Until things change, men are in the ascendancy. Life in uniform is geared towards them. Moving smoothly and successfully into civvie street is also known to be harder for female veterans. In my own experience, people don’t know what to make of you! Wonderful work is being done in the UK to change this, not least as showed by fellow ex-Service Sister Sarah Atherton MP here. But we realised we can help you too.
Help us to help you
Our program, At Ease, will be launching soon. Its a 3-month intensive group and 1:1 program.
Tracey helps you discover and understand the colour, clothing, and style that you are at your best in. How to communicate clearly from the outside. So others might only get a glance at you, but they already “know” you. This makes it WAY easier to communicate your message, whether it is at job interview, building your brand, or simply spending a lot less effort being seen, heard, and understood. To read her story click here.
I coach you towards the self-confidence to know yourself, to navigate this phase of your life. Visibility (such as you’ll get from Tracey) can bring a surge of vulnerability. After so long hidden in a uniform, I help you connect with yourself, get clarity on what matters to you, and help you build your self-confidence towards expressing yourself clearly across all areas of your life.
Between us we aim to help you leave the Service, At Ease with yourself, knowing how to clearly communicate through how you dress, act, and think – on YOUR terms! Please note – we are not offering career advice as there’s plenty of that! This is how to be At Ease and self-confident, no matter where your career, or indeed life, takes you next.
Please Tell Us What You Think!

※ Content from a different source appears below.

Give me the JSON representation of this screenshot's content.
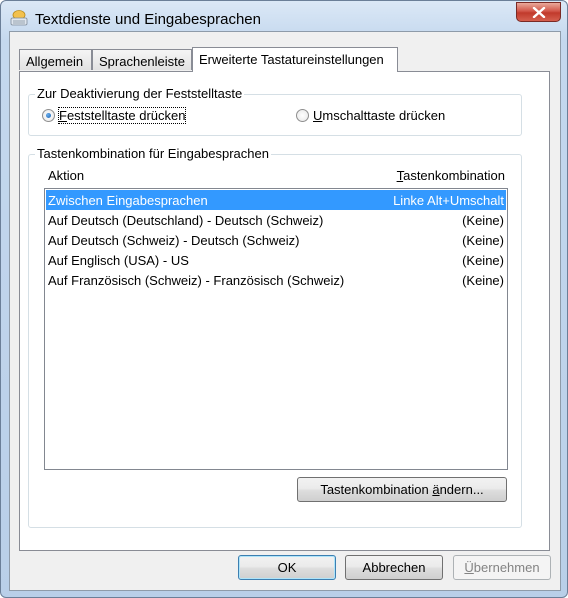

We’ve both had lifetimes of being told by others what is good for us. We aren’t going to do that to you! So before anything begins, we want to hear from you. If you are a woman (cis, trans, non-binary) due to leave, soon to leave, or who has left uniformed service in recent years, please take 3 mins to complete the confidential questionnaire here. For your time, we’d like to thank you by offering a 10% early bird discount.